Input section start
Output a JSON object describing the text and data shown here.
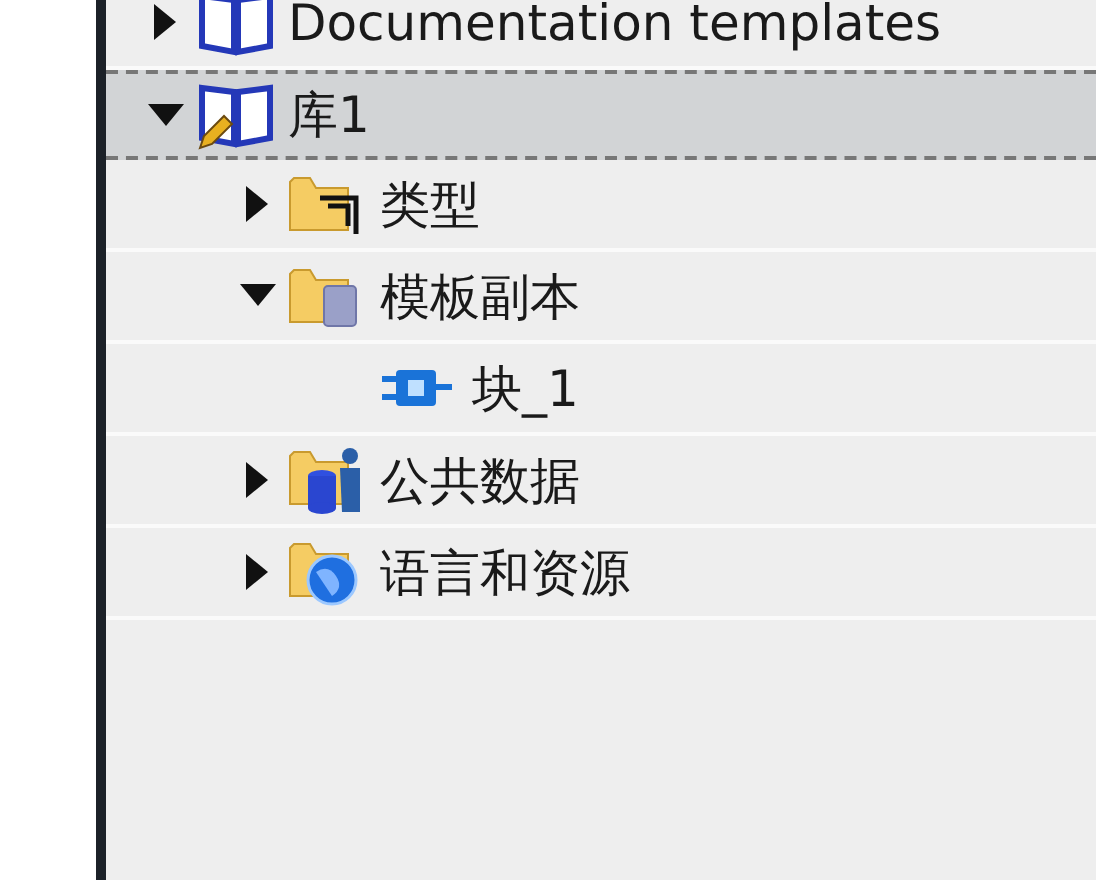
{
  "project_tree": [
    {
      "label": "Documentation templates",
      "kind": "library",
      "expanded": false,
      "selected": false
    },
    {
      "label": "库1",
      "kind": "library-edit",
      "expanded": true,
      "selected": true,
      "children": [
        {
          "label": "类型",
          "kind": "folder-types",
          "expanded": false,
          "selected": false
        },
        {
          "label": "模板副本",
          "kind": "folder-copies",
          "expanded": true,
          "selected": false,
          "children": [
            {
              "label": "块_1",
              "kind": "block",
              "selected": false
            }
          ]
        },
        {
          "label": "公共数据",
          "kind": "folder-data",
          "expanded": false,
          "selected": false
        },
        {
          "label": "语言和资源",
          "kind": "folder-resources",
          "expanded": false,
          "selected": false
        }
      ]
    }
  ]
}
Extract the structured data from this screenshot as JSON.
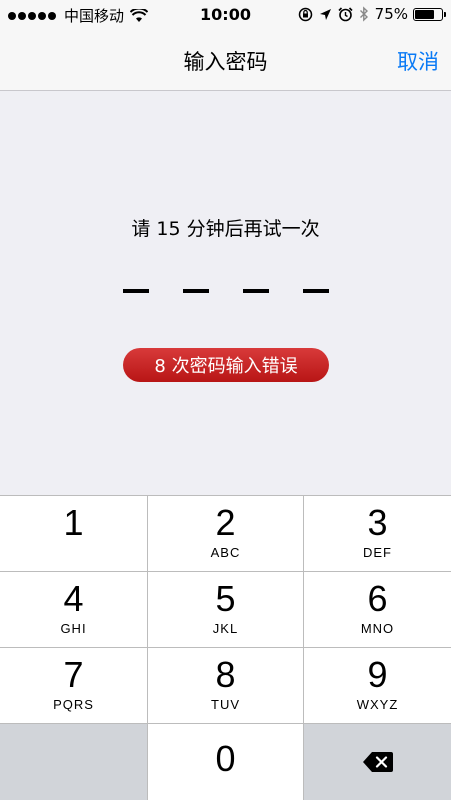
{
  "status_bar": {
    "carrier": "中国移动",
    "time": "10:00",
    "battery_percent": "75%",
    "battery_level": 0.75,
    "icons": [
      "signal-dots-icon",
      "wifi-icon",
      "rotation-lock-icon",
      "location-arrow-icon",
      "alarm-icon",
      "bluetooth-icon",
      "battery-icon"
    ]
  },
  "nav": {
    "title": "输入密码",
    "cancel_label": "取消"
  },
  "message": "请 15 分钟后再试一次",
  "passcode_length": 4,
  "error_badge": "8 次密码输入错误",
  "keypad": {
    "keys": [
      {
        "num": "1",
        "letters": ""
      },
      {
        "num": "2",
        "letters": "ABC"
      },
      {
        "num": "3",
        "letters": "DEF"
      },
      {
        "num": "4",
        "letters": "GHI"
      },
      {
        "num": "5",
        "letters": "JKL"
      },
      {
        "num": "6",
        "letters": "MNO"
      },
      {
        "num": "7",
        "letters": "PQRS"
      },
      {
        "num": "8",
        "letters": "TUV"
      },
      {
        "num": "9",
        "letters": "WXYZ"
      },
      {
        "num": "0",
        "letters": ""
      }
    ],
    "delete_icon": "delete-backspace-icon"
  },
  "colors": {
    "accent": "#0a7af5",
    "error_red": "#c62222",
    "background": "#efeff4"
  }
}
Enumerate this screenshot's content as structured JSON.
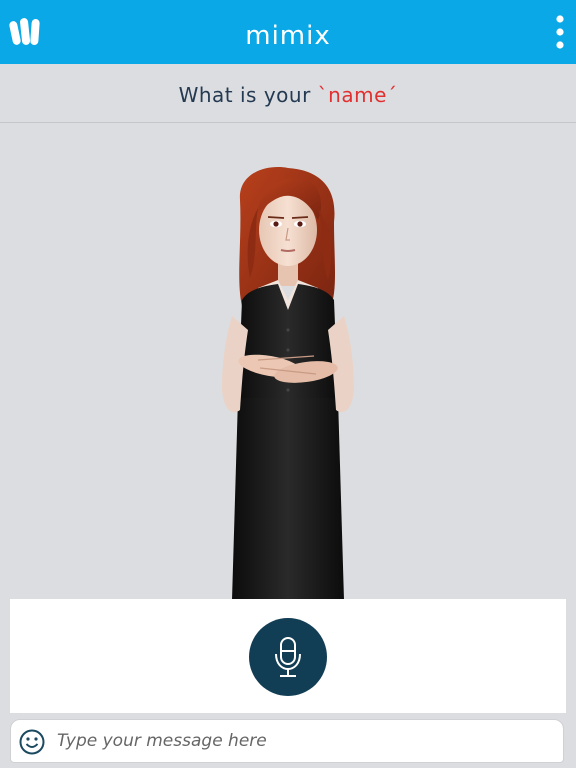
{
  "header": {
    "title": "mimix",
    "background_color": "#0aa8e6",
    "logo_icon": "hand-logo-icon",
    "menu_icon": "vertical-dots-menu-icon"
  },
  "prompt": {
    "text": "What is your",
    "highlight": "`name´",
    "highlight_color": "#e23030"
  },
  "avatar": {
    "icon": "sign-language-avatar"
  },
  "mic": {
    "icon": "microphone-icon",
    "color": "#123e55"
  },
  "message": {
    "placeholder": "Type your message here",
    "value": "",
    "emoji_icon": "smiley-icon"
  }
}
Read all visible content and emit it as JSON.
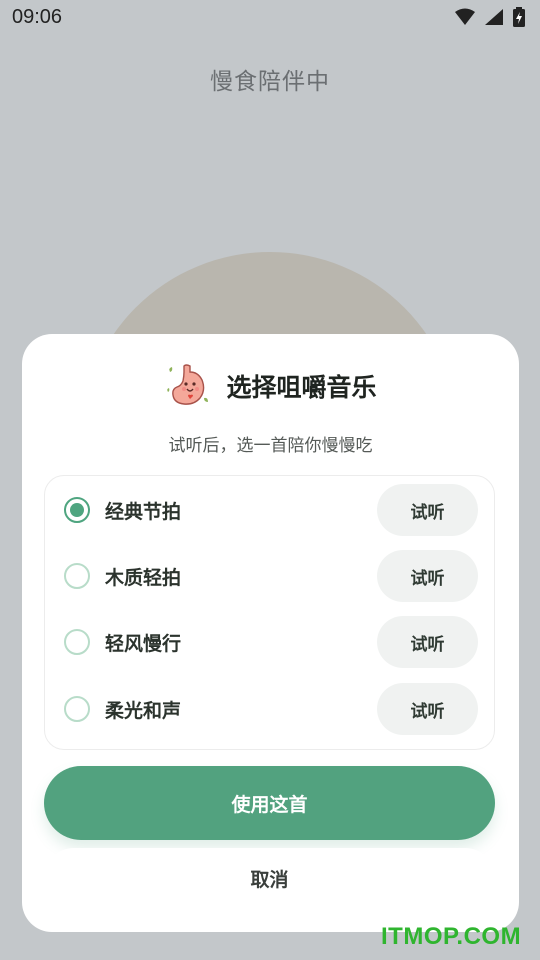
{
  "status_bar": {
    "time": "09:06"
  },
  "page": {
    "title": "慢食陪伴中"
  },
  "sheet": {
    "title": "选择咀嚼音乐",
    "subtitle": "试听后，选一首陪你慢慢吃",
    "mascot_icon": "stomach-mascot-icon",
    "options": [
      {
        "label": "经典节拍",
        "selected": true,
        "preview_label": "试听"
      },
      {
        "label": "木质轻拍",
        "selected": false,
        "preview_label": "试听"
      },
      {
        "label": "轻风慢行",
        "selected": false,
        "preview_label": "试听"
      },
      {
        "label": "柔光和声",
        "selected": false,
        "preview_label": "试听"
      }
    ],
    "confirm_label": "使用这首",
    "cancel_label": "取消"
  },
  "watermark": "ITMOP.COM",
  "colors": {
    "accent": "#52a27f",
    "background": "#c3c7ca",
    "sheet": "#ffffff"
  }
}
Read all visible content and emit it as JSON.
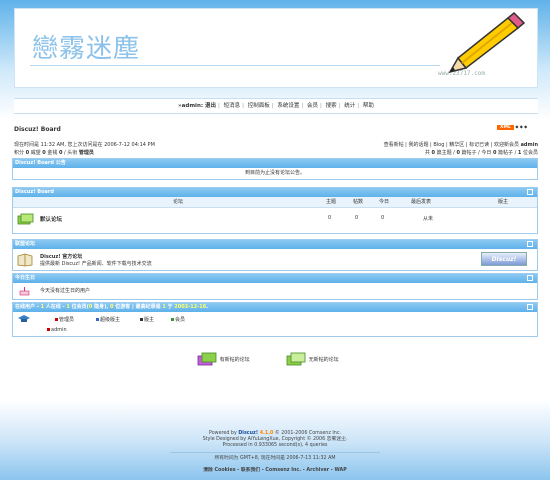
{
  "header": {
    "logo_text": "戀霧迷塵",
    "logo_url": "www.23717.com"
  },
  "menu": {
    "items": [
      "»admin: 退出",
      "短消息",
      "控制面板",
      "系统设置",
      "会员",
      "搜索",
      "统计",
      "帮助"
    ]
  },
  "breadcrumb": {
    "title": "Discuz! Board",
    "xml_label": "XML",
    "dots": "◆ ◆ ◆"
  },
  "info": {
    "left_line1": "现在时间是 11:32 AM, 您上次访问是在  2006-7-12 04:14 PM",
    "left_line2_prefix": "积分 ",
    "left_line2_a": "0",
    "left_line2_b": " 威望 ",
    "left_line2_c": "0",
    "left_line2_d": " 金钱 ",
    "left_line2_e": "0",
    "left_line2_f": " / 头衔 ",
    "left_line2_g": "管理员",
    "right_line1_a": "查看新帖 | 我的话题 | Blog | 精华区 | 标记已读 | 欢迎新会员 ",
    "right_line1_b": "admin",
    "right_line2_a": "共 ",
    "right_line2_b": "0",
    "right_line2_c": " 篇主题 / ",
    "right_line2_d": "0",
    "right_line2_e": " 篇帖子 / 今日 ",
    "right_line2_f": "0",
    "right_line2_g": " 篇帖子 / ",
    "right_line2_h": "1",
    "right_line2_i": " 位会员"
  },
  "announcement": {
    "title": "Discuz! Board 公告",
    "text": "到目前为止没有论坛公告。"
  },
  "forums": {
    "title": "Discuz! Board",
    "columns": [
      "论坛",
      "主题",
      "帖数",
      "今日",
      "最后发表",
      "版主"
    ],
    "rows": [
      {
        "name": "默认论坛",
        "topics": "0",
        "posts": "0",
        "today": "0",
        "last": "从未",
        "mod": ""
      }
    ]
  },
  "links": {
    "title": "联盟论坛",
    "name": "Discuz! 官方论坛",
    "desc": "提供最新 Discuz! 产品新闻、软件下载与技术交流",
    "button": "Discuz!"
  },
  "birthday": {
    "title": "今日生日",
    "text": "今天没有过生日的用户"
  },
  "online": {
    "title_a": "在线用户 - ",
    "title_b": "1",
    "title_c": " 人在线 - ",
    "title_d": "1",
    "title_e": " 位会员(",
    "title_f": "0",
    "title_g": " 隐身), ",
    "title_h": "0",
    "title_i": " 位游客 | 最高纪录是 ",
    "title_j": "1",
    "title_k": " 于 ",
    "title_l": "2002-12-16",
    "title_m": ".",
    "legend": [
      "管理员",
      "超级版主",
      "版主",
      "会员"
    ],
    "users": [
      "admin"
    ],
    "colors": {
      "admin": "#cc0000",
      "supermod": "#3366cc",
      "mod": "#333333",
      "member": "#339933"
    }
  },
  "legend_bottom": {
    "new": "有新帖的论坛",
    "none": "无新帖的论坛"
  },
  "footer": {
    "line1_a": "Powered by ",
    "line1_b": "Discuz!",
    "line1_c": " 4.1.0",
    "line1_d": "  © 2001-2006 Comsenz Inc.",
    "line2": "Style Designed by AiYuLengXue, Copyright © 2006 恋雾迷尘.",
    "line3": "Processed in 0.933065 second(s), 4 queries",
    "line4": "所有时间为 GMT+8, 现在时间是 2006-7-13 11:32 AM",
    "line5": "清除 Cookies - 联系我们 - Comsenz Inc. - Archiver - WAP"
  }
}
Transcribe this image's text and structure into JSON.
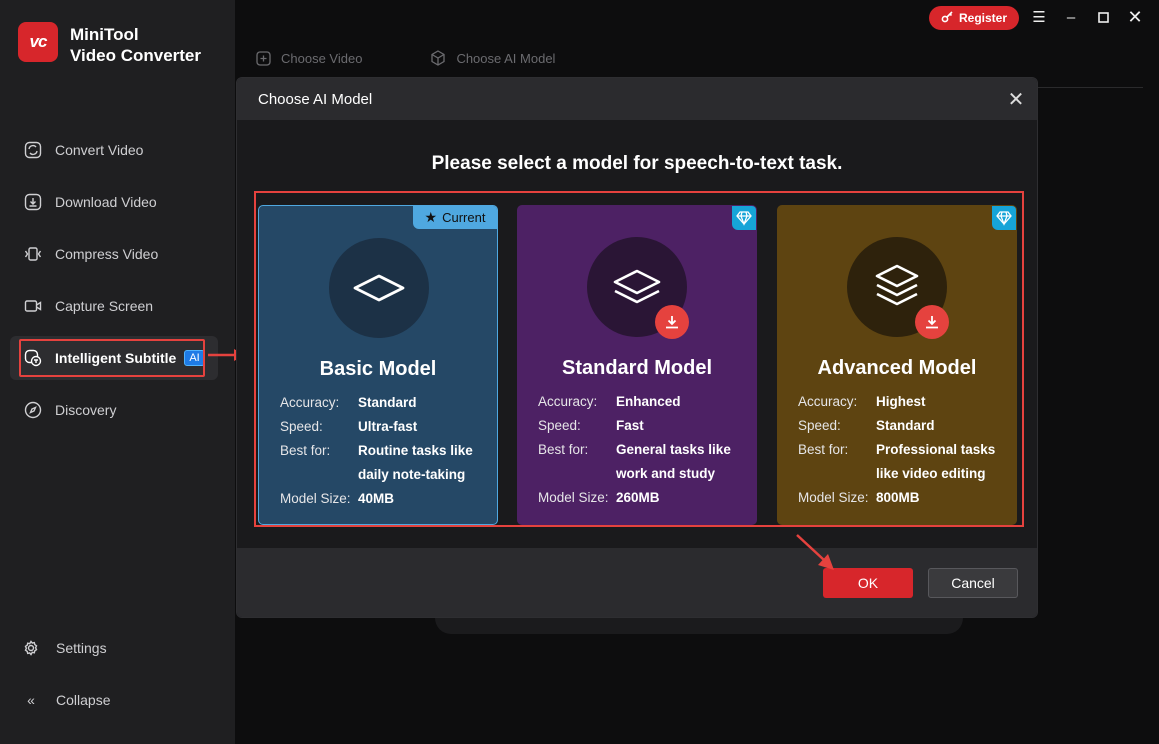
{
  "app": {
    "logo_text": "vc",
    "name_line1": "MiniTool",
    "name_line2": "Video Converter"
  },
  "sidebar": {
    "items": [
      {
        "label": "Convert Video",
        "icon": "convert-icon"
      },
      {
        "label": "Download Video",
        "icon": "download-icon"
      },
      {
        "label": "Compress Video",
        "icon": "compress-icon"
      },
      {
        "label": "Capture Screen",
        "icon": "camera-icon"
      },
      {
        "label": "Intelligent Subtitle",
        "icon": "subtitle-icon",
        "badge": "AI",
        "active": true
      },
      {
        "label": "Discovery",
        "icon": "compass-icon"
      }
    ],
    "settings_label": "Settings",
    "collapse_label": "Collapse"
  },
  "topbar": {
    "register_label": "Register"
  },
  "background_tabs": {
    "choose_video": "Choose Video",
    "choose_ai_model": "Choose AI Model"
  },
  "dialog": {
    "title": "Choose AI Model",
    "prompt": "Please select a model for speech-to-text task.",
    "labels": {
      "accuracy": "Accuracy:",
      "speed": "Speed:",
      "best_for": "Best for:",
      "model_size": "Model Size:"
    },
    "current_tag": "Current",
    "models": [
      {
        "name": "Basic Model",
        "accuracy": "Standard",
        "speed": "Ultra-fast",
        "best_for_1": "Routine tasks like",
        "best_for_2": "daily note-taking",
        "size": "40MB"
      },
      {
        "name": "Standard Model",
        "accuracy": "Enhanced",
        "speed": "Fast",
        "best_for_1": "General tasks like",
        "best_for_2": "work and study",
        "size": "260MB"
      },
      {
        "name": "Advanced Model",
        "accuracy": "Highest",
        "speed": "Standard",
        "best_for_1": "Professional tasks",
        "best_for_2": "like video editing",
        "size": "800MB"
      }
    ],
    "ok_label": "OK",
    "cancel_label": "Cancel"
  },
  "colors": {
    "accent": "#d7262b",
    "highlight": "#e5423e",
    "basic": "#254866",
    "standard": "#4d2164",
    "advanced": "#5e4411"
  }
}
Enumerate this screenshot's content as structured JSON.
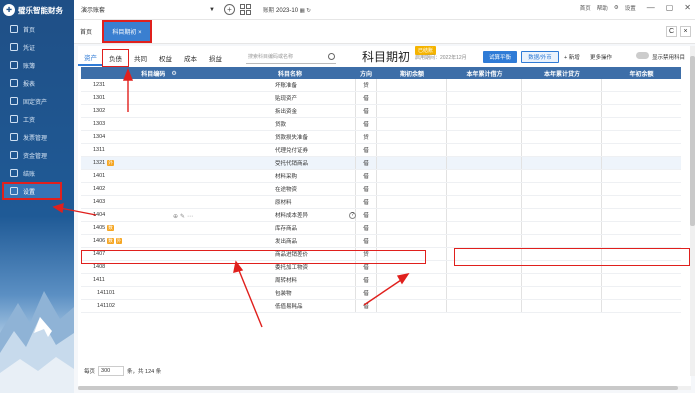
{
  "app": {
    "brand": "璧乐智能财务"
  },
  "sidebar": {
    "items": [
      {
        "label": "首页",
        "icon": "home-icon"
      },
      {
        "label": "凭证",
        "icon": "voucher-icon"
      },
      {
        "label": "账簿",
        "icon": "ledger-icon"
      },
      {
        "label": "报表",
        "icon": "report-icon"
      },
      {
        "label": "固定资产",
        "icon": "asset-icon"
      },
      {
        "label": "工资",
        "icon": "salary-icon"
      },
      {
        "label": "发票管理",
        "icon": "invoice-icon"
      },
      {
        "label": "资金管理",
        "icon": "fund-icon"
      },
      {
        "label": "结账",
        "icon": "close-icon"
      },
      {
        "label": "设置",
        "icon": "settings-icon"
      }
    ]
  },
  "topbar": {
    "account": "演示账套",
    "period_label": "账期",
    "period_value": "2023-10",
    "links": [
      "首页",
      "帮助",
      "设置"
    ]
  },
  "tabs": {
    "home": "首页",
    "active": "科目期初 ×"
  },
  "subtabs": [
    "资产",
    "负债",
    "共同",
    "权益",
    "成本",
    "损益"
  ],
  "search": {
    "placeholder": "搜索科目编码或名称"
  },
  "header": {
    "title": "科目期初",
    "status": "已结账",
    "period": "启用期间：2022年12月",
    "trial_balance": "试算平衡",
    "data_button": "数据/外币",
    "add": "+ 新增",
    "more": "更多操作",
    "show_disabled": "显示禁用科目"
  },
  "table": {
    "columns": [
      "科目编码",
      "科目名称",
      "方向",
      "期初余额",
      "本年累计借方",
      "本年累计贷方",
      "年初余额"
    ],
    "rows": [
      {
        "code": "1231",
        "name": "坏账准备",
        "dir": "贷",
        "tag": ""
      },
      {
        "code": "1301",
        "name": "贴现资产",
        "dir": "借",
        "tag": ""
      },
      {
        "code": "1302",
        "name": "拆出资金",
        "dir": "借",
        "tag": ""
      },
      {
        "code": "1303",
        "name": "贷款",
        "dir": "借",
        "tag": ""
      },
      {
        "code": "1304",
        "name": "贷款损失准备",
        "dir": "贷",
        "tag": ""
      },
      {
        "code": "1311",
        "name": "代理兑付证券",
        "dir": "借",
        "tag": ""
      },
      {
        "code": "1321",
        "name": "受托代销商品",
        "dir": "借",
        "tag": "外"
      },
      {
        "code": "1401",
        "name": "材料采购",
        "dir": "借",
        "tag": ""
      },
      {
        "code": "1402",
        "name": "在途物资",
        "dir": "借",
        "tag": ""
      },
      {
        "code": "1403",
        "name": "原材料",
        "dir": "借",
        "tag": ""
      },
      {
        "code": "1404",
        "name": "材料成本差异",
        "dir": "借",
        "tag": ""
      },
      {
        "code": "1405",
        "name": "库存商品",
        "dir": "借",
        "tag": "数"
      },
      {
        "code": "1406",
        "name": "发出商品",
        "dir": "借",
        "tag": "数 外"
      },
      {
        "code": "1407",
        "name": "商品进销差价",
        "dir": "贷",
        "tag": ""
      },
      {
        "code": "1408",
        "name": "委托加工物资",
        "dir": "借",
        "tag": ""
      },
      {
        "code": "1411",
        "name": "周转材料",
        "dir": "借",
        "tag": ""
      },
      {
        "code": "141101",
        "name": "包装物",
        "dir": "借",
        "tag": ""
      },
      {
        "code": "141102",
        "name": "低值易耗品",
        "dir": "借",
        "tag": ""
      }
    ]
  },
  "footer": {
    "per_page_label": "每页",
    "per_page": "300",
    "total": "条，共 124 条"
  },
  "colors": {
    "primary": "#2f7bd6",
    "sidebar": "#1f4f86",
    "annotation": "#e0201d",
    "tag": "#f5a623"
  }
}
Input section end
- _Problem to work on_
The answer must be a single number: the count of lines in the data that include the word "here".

- _Expected answer_
2